Because there is no formal “Direct Trade” certification process, it can be difficult to determine whether a coffee company is actually participating in a direct trade relationship with its farmers.  When choosing a direct trade coffee look for companies that know the names of their farmers and exactly where their coffee comes from. Look for a coffee company that is proud to share photos and information about their farms and farmers with their customers.

Why HOPE Coffee?


Two boys play at their home near coffee fields in Agua Salada, Honduras, where their fathers work as pickers. In 2018, these boys and their families received bathrooms and clean water filters as a result of HOPE Coffee hearing about the need through farmers and pastors in the area.

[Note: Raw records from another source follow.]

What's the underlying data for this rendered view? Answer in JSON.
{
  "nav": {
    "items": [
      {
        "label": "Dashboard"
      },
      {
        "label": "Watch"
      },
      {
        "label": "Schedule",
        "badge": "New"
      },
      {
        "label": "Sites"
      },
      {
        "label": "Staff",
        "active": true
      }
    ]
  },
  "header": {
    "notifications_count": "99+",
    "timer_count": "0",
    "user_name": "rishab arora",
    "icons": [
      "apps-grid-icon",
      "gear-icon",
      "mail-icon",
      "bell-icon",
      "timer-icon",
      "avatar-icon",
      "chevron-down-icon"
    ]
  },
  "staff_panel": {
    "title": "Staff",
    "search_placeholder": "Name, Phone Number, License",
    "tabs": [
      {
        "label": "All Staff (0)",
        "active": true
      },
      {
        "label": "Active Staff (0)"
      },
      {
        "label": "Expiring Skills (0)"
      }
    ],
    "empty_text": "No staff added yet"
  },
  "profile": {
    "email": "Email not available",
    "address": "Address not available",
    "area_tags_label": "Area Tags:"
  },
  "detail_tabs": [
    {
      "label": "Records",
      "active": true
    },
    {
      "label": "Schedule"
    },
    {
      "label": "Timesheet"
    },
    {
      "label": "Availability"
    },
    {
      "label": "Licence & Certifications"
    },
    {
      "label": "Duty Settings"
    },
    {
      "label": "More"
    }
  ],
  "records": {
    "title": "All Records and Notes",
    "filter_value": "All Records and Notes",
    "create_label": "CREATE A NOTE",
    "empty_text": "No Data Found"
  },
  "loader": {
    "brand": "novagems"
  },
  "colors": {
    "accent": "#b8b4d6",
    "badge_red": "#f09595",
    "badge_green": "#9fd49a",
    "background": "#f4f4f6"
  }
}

HOPE Coffee first began as a ministry of purchasing coffee directly from local coffee farmers and then selling their beans to fund service projects for families in need in their communities. All these years later, our responsibility is still to the farmer, and the end goal is still to serve people in need in these countries. We know these farmers personally and have ongoing relationships with them.  By purchasing coffee directly from them at a consistent, above Fair Trade price, our farmers have the security they need to expand their farms and hire the picking help that they need. Additionally, HOPE Coffee pays for a portion of the beans up front, allowing the farmer to have the option to pay his pickers without securing a high-interest loan from a local bank. HOPE Coffee also pays for the in-country processing of the beans, once again relieving the farmer of this added cost. These additional steps are almost unheard of in the coffee industry.

This direct relationship allows HOPE Coffee to be able to share with our customers the source of their morning cup of coffee.  They are able to see the faces and read the names of the people who are the first to profit from their purchase. It is through this direct contact that HOPE Coffee is able to minister to our farmers and their pickers as needs arise.  One of our favorite parts of this relationship is when one of the farmers or pickers chooses to trust in Jesus!

Read more about one way HOPE Coffee is A Coffee That Serves Its Farmers.

HOPE Coffee’s farmers understand the impact that their beans can have in their own communities, because they see it in person.  We invest the profits from the sale of their coffee into homes for widows and children in their community, new roofs for families, water storage systems and even clean water filters. All of these projects are facilitated by local churches in these communities, who are able to continue ministering to those in need.  Our farmers are proud to be a part of what God is doing through HOPE Coffee!

Meet Rodimiro: One of the Direct Trade Farmers that Grows HOPE Coffee